153.5 0.04 0.40
153.0 0.04 0.36
152.5 0.00 0.28
151.5 0.00 0.24
151.0 0.00 0.20
150.5 0.00 0.16
150.0 0.00 0.12
149.0 0.00 0.08
")
# create dataframe from input data. df is the dataframe
df <- read.table(textConnection(myDat),header=TRUE)
summary(df)
# create logits of FPR and TPR using function MakeLogit
MakeLogit <- function(vec)
{
vec[vec>0.99999] <- 0.99999
vec[vec<0.00001] <- 0.00001
vecRes <- log(vec / (1 - vec))
vecRes
}
logitFPR <- MakeLogit(df$FPR)
logitTPR <- MakeLogit(df$TPR)
# curvefit logitFPR and logitTPR against Test.
# pw = power of polynomial curve fitting
pw = 2
resFPR<-lm(formula = logitFPR ~ poly(df$Test, pw, raw=TRUE))
resTPR<-lm(formula = logitTPR ~ poly(df$Test, pw, raw=TRUE))
# Display results of curve fitting
summary(resFPR)
summary(resTPR)
# Extract coefficients vector for future calculations
coefFPR <- coef(summary(resFPR))[1:(pw+1)]
coefTPR <- coef(summary(resTPR))[1:(pw+1)]
# Calculate curve fitted values for FPR and TPR
# using function CalCurveFitValues
# and append them to data frame
CalCurveFitValues <- function(coefVec, datVec)
{
f = length(coefVec)
n = length(datVec)
vecResult <- vector()
for ( i in 1:n)
{
x = datVec[i]
y = coefVec[1] + coefVec[2] * x
for (j in seq(3, f, by=1)){ y = y + coefVec[j] * x^(j-1) }
vecResult[i] = 1 / (1 + exp(-(y)))
}
vecResult
}
df$cfFPR <- CalCurveFitValues(coefFPR, df$Test)
df$cfTPR <- CalCurveFitValues(coefTPR, df$Test)
# Display original and curve fitted values
df
# Create dataframe table of calculations for range of predictor
# divided into 50 intervals
minv = min(df$Test)
maxv = max(df$Test)
Test <- seq(from = minv, to = maxv, length.out = 50)
dfTable <- data.frame(Test)
# Calculate and append all columns into dfTable,

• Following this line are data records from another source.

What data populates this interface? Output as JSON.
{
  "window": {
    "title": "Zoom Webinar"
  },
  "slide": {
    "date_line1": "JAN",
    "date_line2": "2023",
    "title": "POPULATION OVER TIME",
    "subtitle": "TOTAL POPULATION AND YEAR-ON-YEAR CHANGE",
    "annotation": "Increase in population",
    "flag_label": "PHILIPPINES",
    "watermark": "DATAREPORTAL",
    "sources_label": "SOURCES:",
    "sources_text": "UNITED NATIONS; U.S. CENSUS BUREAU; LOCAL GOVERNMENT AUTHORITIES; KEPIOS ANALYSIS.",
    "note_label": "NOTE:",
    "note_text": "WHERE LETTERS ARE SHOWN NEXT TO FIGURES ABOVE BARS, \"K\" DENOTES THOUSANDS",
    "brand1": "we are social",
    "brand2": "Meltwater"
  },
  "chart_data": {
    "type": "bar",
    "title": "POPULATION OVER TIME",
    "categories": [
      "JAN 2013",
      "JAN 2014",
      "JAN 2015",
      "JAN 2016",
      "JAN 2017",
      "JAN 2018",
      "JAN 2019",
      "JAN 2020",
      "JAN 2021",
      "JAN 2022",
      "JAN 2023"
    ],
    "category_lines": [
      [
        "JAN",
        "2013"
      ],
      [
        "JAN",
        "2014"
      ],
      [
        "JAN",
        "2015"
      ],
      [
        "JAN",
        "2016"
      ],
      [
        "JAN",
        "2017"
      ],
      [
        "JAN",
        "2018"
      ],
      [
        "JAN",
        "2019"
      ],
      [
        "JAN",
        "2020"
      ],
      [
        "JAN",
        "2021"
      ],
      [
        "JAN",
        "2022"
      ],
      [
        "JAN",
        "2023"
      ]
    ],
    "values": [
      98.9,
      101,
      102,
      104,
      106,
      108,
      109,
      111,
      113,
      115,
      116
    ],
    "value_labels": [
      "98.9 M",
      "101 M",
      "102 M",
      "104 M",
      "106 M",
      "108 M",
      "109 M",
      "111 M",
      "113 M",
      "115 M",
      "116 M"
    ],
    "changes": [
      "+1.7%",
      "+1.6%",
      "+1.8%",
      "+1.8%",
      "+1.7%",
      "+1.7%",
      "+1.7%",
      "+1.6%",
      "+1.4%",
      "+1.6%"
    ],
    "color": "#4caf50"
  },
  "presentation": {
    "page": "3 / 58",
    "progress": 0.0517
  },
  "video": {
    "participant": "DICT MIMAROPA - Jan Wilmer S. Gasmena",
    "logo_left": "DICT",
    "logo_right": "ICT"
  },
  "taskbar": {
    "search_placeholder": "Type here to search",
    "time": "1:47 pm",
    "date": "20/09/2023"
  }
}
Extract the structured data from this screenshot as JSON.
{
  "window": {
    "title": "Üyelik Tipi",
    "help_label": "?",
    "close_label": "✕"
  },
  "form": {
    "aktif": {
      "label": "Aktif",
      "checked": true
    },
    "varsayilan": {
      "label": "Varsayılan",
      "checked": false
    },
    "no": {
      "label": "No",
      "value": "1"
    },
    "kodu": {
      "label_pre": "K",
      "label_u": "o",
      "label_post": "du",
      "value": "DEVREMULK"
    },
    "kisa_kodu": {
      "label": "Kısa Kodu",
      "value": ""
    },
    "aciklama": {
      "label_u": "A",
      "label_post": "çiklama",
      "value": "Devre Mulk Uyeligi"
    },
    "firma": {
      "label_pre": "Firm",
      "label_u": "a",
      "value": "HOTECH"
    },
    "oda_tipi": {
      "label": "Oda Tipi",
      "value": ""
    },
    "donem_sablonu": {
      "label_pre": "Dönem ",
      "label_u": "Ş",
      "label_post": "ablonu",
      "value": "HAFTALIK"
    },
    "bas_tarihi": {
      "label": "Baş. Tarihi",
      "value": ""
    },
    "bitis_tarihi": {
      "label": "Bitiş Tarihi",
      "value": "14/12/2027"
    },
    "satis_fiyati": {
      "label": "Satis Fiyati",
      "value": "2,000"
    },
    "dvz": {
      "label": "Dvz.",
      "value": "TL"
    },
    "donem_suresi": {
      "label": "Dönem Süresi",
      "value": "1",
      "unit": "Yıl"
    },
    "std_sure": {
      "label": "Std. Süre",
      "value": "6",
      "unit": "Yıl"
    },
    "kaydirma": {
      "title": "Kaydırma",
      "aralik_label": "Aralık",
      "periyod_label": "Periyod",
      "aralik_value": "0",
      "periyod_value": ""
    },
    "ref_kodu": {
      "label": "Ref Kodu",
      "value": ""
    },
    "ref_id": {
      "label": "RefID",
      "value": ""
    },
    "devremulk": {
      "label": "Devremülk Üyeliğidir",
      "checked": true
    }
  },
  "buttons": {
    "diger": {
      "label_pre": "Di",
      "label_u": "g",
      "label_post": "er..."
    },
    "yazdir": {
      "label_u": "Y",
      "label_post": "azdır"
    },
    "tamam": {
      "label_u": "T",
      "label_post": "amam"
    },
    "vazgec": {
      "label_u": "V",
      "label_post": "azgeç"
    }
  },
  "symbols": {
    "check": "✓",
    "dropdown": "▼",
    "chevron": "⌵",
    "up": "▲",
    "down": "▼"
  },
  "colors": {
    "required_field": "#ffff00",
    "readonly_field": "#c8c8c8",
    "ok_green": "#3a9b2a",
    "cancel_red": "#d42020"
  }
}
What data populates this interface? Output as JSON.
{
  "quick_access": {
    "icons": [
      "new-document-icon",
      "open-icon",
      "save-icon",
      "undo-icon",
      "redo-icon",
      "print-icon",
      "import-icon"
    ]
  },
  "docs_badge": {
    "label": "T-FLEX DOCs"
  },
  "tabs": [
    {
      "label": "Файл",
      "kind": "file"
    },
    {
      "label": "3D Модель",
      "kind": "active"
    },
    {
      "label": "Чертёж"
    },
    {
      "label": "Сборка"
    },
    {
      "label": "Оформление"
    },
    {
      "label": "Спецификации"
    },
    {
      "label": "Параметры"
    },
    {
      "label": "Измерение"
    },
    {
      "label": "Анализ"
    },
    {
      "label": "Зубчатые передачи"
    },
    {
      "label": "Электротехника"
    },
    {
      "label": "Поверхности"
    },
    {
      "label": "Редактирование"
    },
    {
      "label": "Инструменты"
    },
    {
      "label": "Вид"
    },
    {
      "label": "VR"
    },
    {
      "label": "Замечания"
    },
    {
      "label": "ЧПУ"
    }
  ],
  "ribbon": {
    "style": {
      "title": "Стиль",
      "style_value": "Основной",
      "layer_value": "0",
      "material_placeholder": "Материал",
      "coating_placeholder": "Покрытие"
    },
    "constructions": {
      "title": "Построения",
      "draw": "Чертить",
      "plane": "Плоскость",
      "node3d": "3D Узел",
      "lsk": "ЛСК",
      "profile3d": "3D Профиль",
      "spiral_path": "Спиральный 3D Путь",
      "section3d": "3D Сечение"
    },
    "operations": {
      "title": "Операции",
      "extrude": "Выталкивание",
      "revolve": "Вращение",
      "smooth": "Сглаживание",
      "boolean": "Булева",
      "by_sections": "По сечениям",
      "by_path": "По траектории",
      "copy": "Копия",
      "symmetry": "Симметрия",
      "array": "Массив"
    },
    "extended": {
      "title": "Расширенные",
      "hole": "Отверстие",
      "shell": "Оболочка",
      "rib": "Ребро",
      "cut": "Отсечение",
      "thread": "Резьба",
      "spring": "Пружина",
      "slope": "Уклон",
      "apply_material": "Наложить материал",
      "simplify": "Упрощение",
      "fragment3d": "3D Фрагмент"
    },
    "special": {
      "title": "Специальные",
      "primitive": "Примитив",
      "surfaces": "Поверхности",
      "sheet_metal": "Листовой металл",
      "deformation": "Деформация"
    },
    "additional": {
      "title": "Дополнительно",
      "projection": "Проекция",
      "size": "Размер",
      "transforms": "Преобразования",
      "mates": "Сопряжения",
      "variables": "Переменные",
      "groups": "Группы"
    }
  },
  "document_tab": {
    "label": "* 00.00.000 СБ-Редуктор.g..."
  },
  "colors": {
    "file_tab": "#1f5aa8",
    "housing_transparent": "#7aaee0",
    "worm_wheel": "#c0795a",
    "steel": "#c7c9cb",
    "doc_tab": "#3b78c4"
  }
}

# rounded to 4 decimal places
# False Positive Rate FPR
dfTable$FPR <- round(CalCurveFitValues(coefFPR, dfTable$Test),4)
# True Positive Rate TPR
dfTable$TPR <- round(CalCurveFitValues(coefTPR, dfTable$Test),4)
# False Negative Rate FNR
dfTable$FNR <- round(1-dfTable$TPR,4)
# True Negative Rate TNR
dfTable$TNR <- round(1-dfTable$FPR,4)
# Youden Index YI
dfTable$YI <- round(dfTable$TPR + dfTable$TNR - 1,4)
# TPR / TNR PNRatio
dfTable$PNRatio <- round(dfTable$TPR / dfTable$TNR,4)
# TNR / TPR NPRatio
dfTable$NPRatio <- round(dfTable$TNR / dfTable$TPR,4)
# Likelihood Ratio Test Positive LRPos
dfTable$LRPos <- round(dfTable$TPR / dfTable$FPR,4)
# Likelihood Ratio Test Negative LRNeg
dfTable$LRNeg <- round(dfTable$FNR / dfTable$TNR,4)
# Display table
dfTable